**Material provided**:
╔══

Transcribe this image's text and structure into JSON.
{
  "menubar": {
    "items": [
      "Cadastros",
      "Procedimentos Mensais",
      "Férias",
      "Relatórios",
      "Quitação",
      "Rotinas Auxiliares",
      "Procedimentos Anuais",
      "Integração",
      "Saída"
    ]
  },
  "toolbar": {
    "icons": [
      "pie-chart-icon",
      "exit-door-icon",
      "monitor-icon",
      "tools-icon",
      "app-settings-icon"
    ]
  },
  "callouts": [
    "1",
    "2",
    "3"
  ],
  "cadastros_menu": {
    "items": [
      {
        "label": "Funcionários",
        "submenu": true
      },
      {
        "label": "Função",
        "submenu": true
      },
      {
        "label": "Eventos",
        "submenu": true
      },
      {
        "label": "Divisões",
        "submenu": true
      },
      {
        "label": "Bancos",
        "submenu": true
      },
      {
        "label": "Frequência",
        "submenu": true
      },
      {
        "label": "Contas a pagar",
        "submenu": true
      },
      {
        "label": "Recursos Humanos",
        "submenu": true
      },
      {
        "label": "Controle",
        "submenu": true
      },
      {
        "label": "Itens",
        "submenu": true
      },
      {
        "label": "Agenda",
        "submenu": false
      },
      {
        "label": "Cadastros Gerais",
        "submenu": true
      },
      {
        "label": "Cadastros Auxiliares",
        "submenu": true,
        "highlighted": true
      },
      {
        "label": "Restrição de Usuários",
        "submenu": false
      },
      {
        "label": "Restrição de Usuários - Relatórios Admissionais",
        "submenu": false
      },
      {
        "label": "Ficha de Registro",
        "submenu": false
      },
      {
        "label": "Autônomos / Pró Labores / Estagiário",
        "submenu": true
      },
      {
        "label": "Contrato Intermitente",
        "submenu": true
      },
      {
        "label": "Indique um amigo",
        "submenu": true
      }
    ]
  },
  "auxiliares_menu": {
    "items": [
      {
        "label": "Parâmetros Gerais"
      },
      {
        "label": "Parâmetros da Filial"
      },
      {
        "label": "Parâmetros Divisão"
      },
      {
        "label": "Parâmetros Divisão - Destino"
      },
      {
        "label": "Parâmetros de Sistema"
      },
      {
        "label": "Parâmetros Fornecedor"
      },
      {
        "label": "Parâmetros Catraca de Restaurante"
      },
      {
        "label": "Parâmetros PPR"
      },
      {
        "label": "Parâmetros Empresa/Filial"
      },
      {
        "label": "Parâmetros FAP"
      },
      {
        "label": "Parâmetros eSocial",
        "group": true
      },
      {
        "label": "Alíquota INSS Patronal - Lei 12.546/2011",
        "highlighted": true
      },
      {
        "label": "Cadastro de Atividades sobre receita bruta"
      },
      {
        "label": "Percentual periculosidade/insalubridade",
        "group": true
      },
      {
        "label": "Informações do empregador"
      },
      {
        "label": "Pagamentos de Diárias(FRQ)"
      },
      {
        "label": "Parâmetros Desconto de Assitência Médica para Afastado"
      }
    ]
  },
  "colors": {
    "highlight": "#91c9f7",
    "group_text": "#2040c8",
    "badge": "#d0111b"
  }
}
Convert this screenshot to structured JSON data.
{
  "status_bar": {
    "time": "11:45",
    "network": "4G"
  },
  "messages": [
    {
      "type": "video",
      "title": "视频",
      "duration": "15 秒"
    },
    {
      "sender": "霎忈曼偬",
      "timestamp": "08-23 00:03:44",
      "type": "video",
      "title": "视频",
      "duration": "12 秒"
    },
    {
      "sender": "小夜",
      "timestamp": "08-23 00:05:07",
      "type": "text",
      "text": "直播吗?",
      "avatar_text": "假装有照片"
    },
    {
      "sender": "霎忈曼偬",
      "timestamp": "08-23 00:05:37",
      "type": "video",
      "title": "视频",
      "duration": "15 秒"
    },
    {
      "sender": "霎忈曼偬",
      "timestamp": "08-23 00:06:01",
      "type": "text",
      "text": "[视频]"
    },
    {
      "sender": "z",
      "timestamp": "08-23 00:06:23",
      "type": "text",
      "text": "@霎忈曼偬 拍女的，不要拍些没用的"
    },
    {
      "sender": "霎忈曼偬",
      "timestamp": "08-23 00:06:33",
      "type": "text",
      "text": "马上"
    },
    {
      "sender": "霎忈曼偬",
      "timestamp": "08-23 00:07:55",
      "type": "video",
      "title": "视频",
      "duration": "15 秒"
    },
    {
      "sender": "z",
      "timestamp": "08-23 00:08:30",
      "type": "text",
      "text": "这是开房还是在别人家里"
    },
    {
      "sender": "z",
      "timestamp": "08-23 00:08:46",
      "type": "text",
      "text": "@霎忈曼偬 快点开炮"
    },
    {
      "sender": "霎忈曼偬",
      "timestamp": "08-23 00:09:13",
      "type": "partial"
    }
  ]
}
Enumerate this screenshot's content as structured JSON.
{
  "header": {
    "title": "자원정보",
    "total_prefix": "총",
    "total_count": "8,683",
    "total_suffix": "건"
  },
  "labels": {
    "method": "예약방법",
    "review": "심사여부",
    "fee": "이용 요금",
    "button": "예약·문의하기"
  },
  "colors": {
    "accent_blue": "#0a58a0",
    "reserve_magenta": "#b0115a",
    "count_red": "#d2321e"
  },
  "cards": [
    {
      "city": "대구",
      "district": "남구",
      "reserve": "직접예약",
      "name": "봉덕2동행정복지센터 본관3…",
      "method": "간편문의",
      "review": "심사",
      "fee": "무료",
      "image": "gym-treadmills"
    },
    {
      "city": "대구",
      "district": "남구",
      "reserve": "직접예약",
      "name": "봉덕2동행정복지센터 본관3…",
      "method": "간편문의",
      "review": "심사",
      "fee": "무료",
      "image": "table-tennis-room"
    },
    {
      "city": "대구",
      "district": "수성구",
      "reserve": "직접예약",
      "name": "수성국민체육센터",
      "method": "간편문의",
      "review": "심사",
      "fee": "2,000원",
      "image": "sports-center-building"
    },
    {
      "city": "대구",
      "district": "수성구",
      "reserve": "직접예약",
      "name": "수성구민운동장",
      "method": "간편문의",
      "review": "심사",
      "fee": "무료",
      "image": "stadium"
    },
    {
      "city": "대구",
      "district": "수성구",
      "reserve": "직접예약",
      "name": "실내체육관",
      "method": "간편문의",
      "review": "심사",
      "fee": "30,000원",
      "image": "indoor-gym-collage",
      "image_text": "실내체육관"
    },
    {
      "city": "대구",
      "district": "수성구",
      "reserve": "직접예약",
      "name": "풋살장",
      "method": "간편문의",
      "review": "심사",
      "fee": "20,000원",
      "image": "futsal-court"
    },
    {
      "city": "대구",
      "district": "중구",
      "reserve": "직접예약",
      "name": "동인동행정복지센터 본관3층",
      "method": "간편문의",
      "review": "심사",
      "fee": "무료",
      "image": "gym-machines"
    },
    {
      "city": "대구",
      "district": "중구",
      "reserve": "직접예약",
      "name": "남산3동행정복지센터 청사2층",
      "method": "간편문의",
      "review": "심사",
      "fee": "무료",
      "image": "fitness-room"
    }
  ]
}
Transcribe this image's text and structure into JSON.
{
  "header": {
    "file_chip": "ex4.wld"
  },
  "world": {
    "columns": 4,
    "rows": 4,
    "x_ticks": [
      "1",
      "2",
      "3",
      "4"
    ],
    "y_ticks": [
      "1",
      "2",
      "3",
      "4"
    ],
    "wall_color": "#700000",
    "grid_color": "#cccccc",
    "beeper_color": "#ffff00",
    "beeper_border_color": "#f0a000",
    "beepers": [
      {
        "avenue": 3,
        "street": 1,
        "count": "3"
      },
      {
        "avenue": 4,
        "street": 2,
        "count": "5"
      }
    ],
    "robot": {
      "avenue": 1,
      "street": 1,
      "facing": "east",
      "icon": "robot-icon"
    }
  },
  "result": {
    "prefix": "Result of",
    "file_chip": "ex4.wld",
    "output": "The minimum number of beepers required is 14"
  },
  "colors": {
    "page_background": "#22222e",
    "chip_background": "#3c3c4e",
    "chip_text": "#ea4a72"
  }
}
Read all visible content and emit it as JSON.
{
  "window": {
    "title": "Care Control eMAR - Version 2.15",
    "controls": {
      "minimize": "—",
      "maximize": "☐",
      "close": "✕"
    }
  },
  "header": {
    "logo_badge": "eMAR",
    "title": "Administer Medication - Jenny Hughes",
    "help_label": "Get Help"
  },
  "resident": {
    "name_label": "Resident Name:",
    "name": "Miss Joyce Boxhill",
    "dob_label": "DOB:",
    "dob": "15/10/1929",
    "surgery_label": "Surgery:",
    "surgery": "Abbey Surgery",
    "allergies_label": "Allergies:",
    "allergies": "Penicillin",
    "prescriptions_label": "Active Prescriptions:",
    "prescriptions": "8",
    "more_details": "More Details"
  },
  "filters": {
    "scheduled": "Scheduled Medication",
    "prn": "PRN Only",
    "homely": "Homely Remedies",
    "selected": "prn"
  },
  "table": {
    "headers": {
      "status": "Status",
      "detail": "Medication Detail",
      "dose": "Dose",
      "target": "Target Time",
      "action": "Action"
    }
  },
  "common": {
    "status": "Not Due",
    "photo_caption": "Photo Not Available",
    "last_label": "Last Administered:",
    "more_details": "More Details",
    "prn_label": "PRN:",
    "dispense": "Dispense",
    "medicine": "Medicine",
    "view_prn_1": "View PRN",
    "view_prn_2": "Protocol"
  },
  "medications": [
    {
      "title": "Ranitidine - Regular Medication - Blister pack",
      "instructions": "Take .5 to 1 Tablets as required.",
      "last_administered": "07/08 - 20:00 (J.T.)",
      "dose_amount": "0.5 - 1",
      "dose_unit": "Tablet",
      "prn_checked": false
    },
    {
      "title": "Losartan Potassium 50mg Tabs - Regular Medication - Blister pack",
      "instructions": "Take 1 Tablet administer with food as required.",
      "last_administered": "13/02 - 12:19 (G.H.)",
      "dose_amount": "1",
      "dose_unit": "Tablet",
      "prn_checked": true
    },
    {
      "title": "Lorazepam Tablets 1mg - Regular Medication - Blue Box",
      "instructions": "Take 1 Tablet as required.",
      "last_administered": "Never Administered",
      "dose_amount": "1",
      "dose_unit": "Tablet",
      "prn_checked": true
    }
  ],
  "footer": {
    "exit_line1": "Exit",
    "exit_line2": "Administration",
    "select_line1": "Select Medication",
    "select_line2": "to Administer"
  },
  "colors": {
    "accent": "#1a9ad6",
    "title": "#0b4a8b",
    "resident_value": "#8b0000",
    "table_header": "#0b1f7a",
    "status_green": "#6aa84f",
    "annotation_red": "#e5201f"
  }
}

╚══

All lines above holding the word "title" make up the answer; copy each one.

**Answer to the exercise**:
      "title": "视频",
      "title": "视频",
      "title": "视频",
      "title": "视频",
    "title": "자원정보",
    "title": "Care Control eMAR - Version 2.15",
    "title": "Administer Medication - Jenny Hughes",
      "title": "Ranitidine - Regular Medication - Blister pack",
      "title": "Losartan Potassium 50mg Tabs - Regular Medication - Blister pack",
      "title": "Lorazepam Tablets 1mg - Regular Medication - Blue Box",
    "title": "#0b4a8b",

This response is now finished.